DIRECTIONS: Go through the entries and copy every line that has the string "title" in it.

Extracted data entries:
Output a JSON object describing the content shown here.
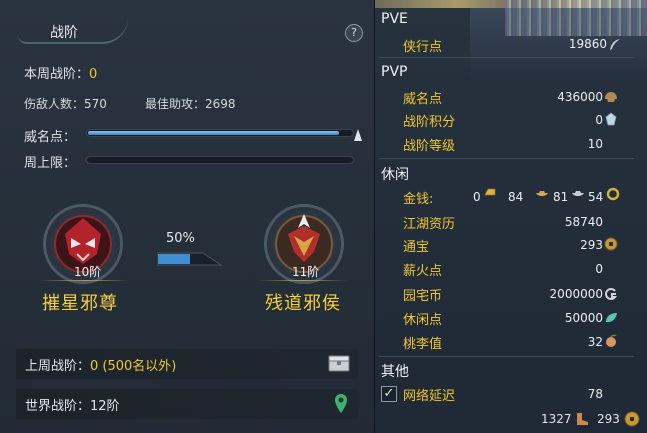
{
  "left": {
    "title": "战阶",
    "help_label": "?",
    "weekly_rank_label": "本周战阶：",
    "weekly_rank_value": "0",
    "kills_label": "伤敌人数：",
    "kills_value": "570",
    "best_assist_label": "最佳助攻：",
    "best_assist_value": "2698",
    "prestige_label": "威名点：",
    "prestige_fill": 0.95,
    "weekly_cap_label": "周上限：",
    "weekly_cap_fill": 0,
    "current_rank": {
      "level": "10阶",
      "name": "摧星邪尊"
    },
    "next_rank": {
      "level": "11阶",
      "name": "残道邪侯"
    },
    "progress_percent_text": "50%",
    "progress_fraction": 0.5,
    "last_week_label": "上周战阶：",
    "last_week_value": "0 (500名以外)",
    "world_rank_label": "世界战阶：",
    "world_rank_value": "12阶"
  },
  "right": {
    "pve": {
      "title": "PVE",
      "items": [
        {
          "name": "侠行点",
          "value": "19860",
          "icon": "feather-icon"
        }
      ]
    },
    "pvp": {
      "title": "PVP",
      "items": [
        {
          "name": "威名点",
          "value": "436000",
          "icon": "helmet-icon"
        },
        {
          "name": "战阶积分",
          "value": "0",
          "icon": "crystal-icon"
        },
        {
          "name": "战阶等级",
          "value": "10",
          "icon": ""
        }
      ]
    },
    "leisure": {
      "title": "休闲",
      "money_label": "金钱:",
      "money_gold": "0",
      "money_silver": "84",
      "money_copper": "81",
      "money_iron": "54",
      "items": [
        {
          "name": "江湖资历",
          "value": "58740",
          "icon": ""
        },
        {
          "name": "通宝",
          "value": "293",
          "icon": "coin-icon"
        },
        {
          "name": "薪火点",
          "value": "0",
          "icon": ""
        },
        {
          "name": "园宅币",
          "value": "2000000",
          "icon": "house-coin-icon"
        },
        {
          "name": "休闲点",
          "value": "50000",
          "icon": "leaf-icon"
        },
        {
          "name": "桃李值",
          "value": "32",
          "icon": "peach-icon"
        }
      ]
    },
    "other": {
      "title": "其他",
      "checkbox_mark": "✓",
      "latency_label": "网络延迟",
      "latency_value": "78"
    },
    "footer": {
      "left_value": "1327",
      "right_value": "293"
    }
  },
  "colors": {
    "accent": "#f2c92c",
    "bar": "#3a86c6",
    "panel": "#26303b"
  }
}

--

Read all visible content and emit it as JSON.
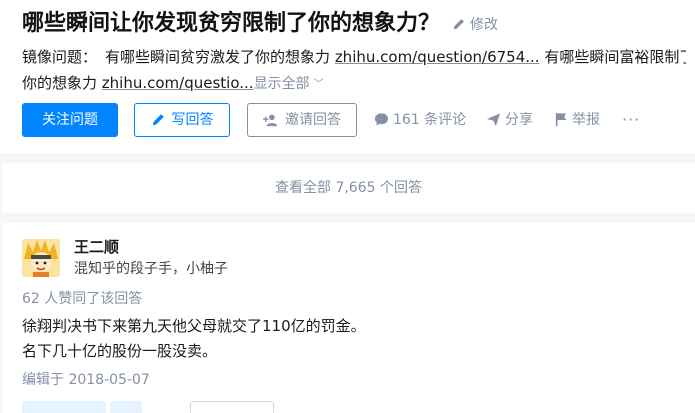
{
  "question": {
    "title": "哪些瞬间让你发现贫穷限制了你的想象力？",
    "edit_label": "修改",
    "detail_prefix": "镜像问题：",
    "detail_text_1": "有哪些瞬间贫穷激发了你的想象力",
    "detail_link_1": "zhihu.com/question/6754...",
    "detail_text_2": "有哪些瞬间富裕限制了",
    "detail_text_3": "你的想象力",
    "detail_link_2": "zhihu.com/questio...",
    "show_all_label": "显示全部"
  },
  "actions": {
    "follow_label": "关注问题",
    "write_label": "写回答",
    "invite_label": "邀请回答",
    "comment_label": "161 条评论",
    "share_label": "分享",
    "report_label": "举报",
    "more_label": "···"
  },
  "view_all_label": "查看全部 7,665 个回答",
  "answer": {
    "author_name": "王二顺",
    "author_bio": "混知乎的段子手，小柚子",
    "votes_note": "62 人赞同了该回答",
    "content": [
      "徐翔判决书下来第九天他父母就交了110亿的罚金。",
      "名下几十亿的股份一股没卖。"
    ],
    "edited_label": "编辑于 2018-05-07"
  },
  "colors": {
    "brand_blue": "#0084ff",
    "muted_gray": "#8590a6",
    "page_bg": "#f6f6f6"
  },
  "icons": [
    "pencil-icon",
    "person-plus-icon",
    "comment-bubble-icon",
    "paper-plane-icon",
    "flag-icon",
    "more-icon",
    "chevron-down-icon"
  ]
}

ANSWER SPACE:
    "title": "战阶",
      "title": "PVE",
      "title": "PVP",
      "title": "休闲",
      "title": "其他",
    "title": "哪些瞬间让你发现贫穷限制了你的想象力？",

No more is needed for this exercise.